[Dataset rows describing interfaces]

=-=-=

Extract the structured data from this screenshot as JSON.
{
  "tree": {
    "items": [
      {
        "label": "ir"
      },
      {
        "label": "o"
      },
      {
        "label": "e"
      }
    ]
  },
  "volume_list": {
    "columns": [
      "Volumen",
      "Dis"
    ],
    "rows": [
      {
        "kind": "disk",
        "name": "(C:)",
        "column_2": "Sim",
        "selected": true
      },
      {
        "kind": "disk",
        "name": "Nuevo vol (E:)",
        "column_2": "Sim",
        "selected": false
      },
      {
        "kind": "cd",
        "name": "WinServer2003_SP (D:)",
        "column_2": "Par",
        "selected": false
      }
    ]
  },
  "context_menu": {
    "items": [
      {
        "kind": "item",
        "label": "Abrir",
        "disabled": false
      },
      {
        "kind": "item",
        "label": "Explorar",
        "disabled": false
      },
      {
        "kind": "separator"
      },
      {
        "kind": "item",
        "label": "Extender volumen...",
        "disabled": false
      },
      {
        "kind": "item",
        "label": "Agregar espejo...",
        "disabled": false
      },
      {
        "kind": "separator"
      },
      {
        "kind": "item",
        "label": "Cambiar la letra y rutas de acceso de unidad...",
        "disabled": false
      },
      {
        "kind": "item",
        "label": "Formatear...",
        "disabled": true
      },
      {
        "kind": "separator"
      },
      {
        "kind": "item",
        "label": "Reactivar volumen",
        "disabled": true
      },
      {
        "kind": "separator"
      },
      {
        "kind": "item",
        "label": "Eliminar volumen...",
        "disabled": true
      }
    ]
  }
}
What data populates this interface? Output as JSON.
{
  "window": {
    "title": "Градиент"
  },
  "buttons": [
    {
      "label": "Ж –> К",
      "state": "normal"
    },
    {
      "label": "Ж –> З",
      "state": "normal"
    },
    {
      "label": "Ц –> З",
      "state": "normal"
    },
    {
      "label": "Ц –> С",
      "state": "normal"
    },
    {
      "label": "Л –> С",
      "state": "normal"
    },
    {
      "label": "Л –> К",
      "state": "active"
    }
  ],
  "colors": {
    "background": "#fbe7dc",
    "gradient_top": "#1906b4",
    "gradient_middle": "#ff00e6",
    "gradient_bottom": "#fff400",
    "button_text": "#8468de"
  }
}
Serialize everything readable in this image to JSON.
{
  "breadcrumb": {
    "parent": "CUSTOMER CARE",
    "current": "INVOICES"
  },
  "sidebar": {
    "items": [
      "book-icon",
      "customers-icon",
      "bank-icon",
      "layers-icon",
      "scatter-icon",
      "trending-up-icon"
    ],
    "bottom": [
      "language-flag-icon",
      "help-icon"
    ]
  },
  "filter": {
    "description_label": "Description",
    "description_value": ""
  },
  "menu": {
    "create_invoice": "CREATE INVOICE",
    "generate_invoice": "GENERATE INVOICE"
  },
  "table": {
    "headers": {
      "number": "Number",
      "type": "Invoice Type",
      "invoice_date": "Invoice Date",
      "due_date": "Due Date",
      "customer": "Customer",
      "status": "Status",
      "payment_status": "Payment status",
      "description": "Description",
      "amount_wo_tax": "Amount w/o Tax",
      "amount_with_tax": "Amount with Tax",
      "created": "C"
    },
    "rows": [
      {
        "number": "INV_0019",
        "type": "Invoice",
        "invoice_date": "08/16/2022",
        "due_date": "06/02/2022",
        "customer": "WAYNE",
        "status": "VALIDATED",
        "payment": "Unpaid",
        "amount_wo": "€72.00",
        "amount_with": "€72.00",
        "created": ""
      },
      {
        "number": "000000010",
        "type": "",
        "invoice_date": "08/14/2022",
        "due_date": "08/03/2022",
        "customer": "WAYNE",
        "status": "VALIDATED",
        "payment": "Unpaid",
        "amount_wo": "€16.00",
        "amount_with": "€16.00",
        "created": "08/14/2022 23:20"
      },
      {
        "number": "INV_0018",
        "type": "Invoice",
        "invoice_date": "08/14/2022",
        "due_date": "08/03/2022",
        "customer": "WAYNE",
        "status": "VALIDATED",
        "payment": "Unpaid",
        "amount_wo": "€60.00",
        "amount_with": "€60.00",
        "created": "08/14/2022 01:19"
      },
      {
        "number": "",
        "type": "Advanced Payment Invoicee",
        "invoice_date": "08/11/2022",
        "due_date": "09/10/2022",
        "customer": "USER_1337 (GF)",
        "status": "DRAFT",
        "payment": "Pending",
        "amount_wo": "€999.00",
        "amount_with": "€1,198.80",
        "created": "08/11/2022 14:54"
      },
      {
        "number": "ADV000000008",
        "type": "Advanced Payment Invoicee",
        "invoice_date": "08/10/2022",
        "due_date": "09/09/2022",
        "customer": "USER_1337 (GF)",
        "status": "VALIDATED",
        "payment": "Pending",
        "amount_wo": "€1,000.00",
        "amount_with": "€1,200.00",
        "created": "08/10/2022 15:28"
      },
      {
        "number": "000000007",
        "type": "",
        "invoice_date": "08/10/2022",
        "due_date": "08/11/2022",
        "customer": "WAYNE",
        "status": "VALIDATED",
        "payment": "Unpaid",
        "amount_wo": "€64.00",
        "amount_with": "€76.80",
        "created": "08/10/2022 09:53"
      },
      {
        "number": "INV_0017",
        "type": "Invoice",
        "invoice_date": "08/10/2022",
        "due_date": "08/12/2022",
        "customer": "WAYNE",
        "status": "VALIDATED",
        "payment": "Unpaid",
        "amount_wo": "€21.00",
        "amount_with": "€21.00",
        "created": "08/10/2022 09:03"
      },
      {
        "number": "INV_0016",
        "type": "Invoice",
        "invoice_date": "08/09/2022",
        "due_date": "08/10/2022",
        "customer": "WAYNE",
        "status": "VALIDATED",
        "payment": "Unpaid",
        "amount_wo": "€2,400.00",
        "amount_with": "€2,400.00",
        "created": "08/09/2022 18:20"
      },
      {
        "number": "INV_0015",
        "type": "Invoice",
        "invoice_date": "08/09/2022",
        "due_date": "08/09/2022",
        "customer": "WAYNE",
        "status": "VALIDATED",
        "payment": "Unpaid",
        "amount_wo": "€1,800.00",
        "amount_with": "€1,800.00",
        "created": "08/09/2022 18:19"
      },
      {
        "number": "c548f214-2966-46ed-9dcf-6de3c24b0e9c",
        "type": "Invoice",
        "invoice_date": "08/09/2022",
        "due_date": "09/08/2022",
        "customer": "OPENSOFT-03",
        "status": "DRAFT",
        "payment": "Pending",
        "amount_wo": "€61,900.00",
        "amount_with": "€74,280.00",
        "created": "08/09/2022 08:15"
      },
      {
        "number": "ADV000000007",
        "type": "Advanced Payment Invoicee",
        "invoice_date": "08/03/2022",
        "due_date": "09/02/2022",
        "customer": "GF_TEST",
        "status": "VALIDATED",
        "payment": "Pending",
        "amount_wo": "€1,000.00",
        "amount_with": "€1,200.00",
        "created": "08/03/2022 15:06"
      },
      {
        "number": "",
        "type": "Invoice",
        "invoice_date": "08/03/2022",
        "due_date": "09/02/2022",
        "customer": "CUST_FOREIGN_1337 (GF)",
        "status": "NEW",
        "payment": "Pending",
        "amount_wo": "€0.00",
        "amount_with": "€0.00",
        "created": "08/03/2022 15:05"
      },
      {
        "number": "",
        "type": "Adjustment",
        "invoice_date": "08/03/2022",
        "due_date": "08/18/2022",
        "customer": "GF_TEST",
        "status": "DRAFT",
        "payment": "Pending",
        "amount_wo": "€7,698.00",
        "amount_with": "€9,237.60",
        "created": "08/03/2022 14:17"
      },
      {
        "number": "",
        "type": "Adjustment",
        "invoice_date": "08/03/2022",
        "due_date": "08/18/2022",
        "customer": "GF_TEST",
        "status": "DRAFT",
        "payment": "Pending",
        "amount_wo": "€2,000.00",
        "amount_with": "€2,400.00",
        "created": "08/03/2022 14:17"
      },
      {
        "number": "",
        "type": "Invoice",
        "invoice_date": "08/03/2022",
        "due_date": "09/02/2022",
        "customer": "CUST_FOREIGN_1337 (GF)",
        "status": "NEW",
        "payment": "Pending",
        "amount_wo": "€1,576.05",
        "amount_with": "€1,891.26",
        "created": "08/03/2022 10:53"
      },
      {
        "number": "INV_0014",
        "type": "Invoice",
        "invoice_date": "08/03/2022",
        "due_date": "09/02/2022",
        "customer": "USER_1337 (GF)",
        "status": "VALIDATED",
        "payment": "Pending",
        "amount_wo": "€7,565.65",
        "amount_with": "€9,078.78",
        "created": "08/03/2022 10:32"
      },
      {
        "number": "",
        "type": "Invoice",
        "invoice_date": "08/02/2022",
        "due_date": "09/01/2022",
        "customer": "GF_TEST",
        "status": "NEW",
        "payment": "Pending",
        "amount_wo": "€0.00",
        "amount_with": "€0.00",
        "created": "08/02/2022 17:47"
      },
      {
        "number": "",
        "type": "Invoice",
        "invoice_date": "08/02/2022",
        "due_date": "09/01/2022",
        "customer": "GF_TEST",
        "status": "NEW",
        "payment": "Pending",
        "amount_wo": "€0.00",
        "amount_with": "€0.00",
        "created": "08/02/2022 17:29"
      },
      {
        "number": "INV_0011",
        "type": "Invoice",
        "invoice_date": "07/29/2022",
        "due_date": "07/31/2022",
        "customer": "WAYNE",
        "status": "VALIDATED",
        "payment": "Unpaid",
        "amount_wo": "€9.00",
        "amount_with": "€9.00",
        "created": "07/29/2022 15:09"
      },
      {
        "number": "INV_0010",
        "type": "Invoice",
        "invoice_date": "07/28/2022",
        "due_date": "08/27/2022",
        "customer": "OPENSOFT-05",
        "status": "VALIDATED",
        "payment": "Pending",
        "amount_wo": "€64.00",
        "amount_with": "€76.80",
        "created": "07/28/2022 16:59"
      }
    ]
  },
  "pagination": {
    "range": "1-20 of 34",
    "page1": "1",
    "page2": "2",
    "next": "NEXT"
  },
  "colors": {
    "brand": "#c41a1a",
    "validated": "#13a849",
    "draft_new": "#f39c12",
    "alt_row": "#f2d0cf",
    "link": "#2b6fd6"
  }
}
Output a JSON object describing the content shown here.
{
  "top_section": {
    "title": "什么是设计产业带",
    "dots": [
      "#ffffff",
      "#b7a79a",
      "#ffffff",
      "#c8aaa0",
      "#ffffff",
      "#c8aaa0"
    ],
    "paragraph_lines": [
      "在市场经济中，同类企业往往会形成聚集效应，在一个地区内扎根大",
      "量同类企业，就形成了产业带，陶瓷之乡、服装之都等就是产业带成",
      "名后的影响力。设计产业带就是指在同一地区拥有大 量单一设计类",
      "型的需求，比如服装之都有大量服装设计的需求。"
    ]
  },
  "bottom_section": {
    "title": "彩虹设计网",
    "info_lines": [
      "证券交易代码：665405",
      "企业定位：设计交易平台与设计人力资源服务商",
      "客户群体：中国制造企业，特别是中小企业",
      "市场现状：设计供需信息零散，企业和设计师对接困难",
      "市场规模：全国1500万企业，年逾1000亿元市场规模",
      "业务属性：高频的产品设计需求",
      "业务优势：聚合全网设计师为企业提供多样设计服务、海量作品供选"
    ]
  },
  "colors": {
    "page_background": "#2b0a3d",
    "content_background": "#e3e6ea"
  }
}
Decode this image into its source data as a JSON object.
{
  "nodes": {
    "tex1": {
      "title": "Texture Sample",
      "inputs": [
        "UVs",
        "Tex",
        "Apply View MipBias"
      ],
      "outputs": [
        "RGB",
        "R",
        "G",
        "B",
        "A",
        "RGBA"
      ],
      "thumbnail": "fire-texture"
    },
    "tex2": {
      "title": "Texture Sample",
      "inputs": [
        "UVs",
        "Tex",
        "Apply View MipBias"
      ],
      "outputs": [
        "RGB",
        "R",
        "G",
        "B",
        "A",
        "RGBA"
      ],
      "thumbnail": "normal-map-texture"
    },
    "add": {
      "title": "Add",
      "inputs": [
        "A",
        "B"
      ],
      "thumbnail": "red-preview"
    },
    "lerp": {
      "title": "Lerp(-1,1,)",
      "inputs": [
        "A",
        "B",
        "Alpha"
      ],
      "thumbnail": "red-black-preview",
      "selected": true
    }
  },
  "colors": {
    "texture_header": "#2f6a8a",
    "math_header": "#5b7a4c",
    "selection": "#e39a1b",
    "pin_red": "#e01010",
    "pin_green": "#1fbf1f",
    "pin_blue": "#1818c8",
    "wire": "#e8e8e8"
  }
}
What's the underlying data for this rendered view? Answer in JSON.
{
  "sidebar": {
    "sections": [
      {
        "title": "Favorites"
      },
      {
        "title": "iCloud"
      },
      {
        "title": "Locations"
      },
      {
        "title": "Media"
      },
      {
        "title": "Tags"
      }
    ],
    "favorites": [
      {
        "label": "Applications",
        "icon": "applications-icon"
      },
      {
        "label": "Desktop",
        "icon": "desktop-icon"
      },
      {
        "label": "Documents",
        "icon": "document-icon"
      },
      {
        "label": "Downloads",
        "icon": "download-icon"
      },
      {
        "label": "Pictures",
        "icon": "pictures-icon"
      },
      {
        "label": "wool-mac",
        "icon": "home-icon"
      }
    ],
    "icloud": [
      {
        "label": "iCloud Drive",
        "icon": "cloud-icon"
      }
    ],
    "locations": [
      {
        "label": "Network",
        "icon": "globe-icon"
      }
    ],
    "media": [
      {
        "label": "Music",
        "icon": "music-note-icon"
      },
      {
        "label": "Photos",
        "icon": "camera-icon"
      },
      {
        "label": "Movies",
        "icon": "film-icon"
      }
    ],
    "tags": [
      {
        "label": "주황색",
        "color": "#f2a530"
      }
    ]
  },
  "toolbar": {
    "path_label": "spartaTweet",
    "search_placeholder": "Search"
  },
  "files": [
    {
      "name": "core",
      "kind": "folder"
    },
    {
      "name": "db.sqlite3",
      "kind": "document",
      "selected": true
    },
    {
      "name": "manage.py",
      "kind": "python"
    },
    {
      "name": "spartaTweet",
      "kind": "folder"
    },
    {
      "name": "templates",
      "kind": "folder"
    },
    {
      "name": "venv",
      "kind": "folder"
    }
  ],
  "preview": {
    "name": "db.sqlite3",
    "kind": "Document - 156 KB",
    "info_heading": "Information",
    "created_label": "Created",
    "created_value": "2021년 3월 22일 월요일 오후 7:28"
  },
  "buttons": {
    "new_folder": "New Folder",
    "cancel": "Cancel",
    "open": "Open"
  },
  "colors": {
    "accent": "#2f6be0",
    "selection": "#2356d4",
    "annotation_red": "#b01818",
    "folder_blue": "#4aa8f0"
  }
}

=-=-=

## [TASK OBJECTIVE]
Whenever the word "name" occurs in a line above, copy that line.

## [ANSWER TO THIS EXERCISE]
        "name": "(C:)",
        "name": "Nuevo vol (E:)",
        "name": "WinServer2003_SP (D:)",
      "name": "core",
      "name": "db.sqlite3",
      "name": "manage.py",
      "name": "spartaTweet",
      "name": "templates",
      "name": "venv",
    "name": "db.sqlite3",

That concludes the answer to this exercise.